WORK INSTRUCTION:
Filter the data below for the string "this" and copy each matching line.

SUPPLIED INFORMATION:
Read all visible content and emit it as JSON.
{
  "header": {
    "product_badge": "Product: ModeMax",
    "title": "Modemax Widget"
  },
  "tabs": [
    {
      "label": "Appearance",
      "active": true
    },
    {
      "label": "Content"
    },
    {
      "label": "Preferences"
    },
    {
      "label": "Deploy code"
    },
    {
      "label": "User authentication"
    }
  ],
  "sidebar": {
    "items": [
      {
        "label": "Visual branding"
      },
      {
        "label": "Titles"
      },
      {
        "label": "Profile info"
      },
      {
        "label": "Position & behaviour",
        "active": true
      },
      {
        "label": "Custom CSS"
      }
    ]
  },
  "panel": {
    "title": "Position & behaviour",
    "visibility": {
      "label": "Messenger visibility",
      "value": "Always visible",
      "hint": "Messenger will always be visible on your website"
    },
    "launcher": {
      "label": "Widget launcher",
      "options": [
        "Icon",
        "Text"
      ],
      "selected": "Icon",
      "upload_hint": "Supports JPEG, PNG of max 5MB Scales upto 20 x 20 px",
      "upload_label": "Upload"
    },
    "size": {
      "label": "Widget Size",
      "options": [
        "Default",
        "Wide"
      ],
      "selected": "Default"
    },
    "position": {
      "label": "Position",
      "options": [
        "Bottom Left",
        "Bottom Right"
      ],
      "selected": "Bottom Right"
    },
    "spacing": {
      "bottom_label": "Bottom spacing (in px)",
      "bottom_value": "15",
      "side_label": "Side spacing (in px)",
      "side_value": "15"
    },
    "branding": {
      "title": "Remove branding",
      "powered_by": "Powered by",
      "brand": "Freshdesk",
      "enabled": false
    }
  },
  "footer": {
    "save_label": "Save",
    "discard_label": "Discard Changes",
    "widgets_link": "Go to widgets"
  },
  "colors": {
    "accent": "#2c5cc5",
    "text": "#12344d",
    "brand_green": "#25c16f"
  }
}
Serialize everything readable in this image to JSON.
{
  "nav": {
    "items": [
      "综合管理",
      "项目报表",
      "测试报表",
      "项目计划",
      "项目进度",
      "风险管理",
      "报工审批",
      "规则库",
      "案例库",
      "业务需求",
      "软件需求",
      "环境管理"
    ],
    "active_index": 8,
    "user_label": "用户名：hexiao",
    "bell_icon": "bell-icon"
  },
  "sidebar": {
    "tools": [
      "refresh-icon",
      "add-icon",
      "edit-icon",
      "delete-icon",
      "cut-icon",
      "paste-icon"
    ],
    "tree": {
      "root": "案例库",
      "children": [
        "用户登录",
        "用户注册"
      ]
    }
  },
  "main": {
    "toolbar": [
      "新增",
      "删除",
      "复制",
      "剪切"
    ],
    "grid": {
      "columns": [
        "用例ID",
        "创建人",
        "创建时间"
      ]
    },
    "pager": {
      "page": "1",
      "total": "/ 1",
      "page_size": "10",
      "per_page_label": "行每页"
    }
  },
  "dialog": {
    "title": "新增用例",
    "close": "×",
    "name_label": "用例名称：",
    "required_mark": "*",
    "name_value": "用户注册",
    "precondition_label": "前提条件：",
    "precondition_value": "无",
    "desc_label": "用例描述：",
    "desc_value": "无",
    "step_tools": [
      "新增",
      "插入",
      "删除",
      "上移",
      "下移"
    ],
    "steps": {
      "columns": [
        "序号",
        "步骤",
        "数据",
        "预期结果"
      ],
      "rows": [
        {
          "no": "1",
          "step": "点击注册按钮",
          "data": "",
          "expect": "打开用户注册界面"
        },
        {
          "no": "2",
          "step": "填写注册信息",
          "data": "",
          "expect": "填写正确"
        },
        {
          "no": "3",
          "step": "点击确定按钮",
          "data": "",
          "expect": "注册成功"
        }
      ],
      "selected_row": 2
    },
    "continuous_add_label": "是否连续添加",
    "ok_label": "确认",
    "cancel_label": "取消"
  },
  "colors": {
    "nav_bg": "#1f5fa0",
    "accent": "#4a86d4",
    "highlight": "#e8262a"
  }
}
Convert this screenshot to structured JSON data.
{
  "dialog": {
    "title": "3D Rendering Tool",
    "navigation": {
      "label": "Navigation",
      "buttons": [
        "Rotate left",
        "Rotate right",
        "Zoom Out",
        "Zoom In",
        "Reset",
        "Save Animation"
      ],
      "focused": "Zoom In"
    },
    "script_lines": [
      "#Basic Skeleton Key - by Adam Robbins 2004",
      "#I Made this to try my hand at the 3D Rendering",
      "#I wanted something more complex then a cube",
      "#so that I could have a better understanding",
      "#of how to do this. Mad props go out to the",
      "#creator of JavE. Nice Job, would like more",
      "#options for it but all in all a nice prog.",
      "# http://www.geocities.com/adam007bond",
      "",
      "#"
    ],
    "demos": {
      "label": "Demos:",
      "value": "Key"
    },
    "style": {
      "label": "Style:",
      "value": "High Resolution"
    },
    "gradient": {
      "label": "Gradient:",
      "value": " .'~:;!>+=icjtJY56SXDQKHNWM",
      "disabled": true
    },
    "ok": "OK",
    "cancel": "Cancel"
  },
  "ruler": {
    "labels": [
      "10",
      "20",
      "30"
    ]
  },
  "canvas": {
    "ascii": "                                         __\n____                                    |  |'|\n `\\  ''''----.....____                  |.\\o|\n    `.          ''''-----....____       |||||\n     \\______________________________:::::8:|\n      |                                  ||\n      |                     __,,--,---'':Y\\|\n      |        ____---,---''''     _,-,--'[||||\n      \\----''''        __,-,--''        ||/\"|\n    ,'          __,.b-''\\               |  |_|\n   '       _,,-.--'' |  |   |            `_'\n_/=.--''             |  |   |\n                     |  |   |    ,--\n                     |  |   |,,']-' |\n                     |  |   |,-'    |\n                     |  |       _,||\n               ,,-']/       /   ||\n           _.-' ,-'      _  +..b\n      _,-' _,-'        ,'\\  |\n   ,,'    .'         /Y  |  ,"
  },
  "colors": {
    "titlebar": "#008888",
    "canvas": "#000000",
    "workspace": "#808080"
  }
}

RESPONSE:
Serialize everything readable in this image to JSON.
Convert this screenshot to structured JSON data.
      "#I Made this to try my hand at the 3D Rendering",
      "#of how to do this. Mad props go out to the",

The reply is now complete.